## WORK ITEM
Lines of the listing that contain "data" need to be copied.

· · · · ·

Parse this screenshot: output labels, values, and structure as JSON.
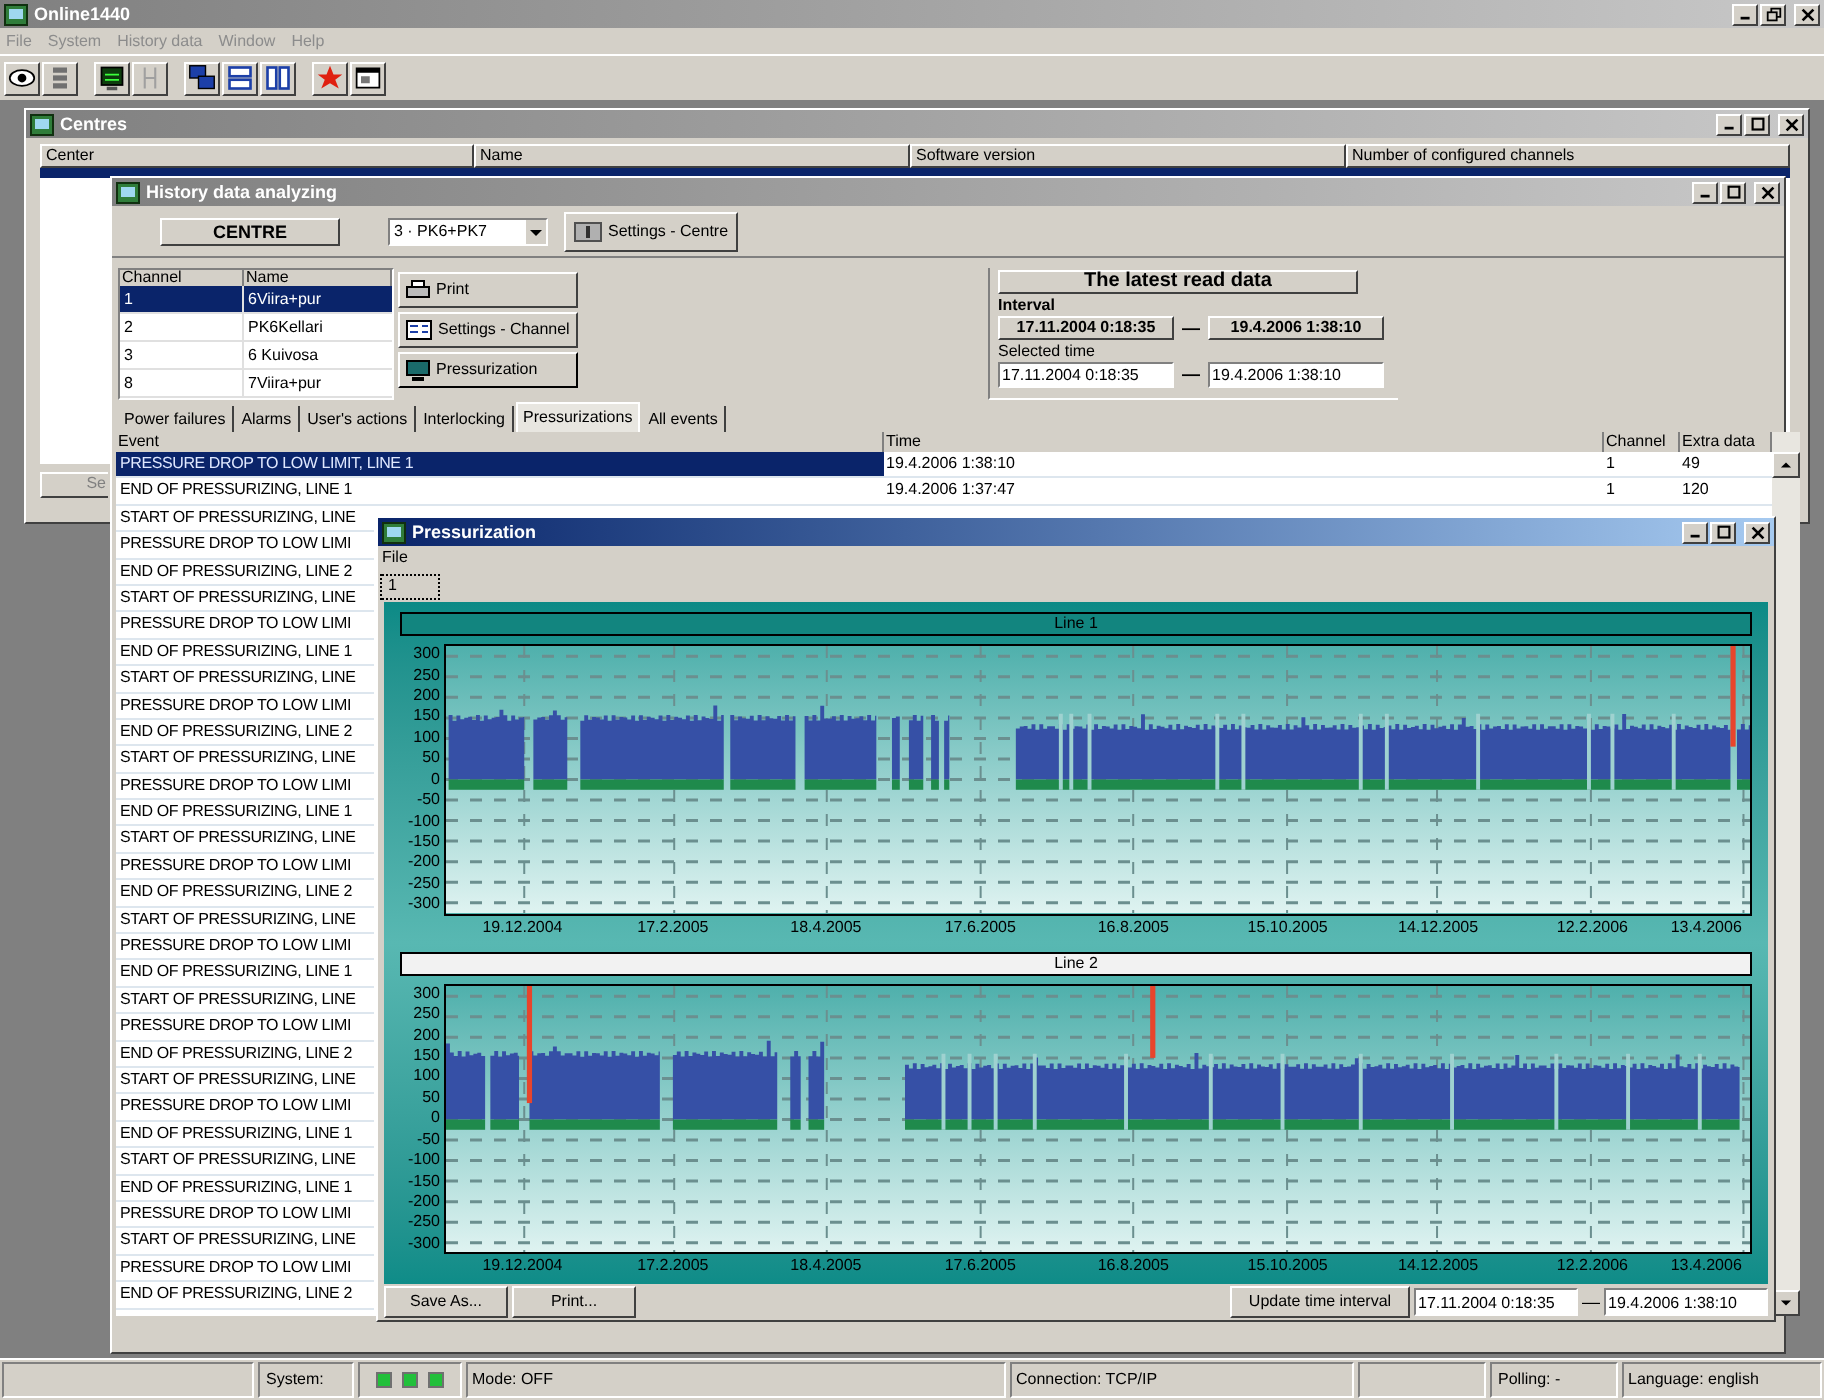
{
  "app": {
    "title": "Online1440",
    "active": false,
    "menu": [
      "File",
      "System",
      "History data",
      "Window",
      "Help"
    ]
  },
  "centres": {
    "title": "Centres",
    "active": false,
    "columns": [
      "Center",
      "Name",
      "Software version",
      "Number of configured channels"
    ],
    "button": "Se"
  },
  "history": {
    "title": "History data analyzing",
    "active": false,
    "centre_label": "CENTRE",
    "centre_value": "3 · PK6+PK7",
    "settings_centre": "Settings - Centre",
    "channels": {
      "columns": [
        "Channel",
        "Name"
      ],
      "rows": [
        {
          "channel": "1",
          "name": "6Viira+pur",
          "selected": true
        },
        {
          "channel": "2",
          "name": "PK6Kellari",
          "selected": false
        },
        {
          "channel": "3",
          "name": "6 Kuivosa",
          "selected": false
        },
        {
          "channel": "8",
          "name": "7Viira+pur",
          "selected": false
        }
      ]
    },
    "actions": [
      {
        "kind": "print",
        "label": "Print"
      },
      {
        "kind": "settings",
        "label": "Settings - Channel"
      },
      {
        "kind": "monitor",
        "label": "Pressurization"
      }
    ],
    "latest": {
      "title": "The latest read data",
      "interval_label": "Interval",
      "interval_from": "17.11.2004 0:18:35",
      "interval_sep": "—",
      "interval_to": "19.4.2006 1:38:10",
      "selected_label": "Selected time",
      "selected_from": "17.11.2004 0:18:35",
      "selected_sep": "—",
      "selected_to": "19.4.2006 1:38:10"
    },
    "tabs": [
      {
        "label": "Power failures",
        "selected": false
      },
      {
        "label": "Alarms",
        "selected": false
      },
      {
        "label": "User's actions",
        "selected": false
      },
      {
        "label": "Interlocking",
        "selected": false
      },
      {
        "label": "Pressurizations",
        "selected": true
      },
      {
        "label": "All events",
        "selected": false
      }
    ],
    "events": {
      "columns": [
        "Event",
        "Time",
        "Channel",
        "Extra data"
      ],
      "rows": [
        {
          "event": "PRESSURE DROP TO LOW LIMIT, LINE 1",
          "time": "19.4.2006 1:38:10",
          "channel": "1",
          "extra": "49",
          "selected": true
        },
        {
          "event": "END OF PRESSURIZING, LINE 1",
          "time": "19.4.2006 1:37:47",
          "channel": "1",
          "extra": "120",
          "selected": false
        },
        {
          "event": "START OF PRESSURIZING, LINE",
          "selected": false
        },
        {
          "event": "PRESSURE DROP TO LOW LIMI",
          "selected": false
        },
        {
          "event": "END OF PRESSURIZING, LINE 2",
          "selected": false
        },
        {
          "event": "START OF PRESSURIZING, LINE",
          "selected": false
        },
        {
          "event": "PRESSURE DROP TO LOW LIMI",
          "selected": false
        },
        {
          "event": "END OF PRESSURIZING, LINE 1",
          "selected": false
        },
        {
          "event": "START OF PRESSURIZING, LINE",
          "selected": false
        },
        {
          "event": "PRESSURE DROP TO LOW LIMI",
          "selected": false
        },
        {
          "event": "END OF PRESSURIZING, LINE 2",
          "selected": false
        },
        {
          "event": "START OF PRESSURIZING, LINE",
          "selected": false
        },
        {
          "event": "PRESSURE DROP TO LOW LIMI",
          "selected": false
        },
        {
          "event": "END OF PRESSURIZING, LINE 1",
          "selected": false
        },
        {
          "event": "START OF PRESSURIZING, LINE",
          "selected": false
        },
        {
          "event": "PRESSURE DROP TO LOW LIMI",
          "selected": false
        },
        {
          "event": "END OF PRESSURIZING, LINE 2",
          "selected": false
        },
        {
          "event": "START OF PRESSURIZING, LINE",
          "selected": false
        },
        {
          "event": "PRESSURE DROP TO LOW LIMI",
          "selected": false
        },
        {
          "event": "END OF PRESSURIZING, LINE 1",
          "selected": false
        },
        {
          "event": "START OF PRESSURIZING, LINE",
          "selected": false
        },
        {
          "event": "PRESSURE DROP TO LOW LIMI",
          "selected": false
        },
        {
          "event": "END OF PRESSURIZING, LINE 2",
          "selected": false
        },
        {
          "event": "START OF PRESSURIZING, LINE",
          "selected": false
        },
        {
          "event": "PRESSURE DROP TO LOW LIMI",
          "selected": false
        },
        {
          "event": "END OF PRESSURIZING, LINE 1",
          "selected": false
        },
        {
          "event": "START OF PRESSURIZING, LINE",
          "selected": false
        },
        {
          "event": "END OF PRESSURIZING, LINE 1",
          "selected": false
        },
        {
          "event": "PRESSURE DROP TO LOW LIMI",
          "selected": false
        },
        {
          "event": "START OF PRESSURIZING, LINE",
          "selected": false
        },
        {
          "event": "PRESSURE DROP TO LOW LIMI",
          "selected": false
        },
        {
          "event": "END OF PRESSURIZING, LINE 2",
          "selected": false
        }
      ]
    }
  },
  "pressurization": {
    "title": "Pressurization",
    "active": true,
    "menu": [
      "File"
    ],
    "tabs": [
      {
        "label": "1",
        "selected": true
      }
    ],
    "charts": [
      {
        "title": "Line 1",
        "yticks": [
          "300",
          "250",
          "200",
          "150",
          "100",
          "50",
          "0",
          "-50",
          "-100",
          "-150",
          "-200",
          "-250",
          "-300"
        ],
        "xticks": [
          "19.12.2004",
          "17.2.2005",
          "18.4.2005",
          "17.6.2005",
          "16.8.2005",
          "15.10.2005",
          "14.12.2005",
          "12.2.2006",
          "13.4.2006"
        ]
      },
      {
        "title": "Line 2",
        "yticks": [
          "300",
          "250",
          "200",
          "150",
          "100",
          "50",
          "0",
          "-50",
          "-100",
          "-150",
          "-200",
          "-250",
          "-300"
        ],
        "xticks": [
          "19.12.2004",
          "17.2.2005",
          "18.4.2005",
          "17.6.2005",
          "16.8.2005",
          "15.10.2005",
          "14.12.2005",
          "12.2.2006",
          "13.4.2006"
        ]
      }
    ],
    "buttons": [
      "Save As...",
      "Print..."
    ],
    "update": "Update time interval",
    "from": "17.11.2004 0:18:35",
    "sep": "—",
    "to": "19.4.2006 1:38:10"
  },
  "status": {
    "system_label": "System:",
    "mode": "Mode: OFF",
    "connection": "Connection: TCP/IP",
    "polling": "Polling: -",
    "language": "Language: english"
  }
}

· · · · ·

## SOLUTION FOR THIS EXERCISE
      "History data",
    "title": "History data analyzing",
      "title": "The latest read data",
        "Extra data"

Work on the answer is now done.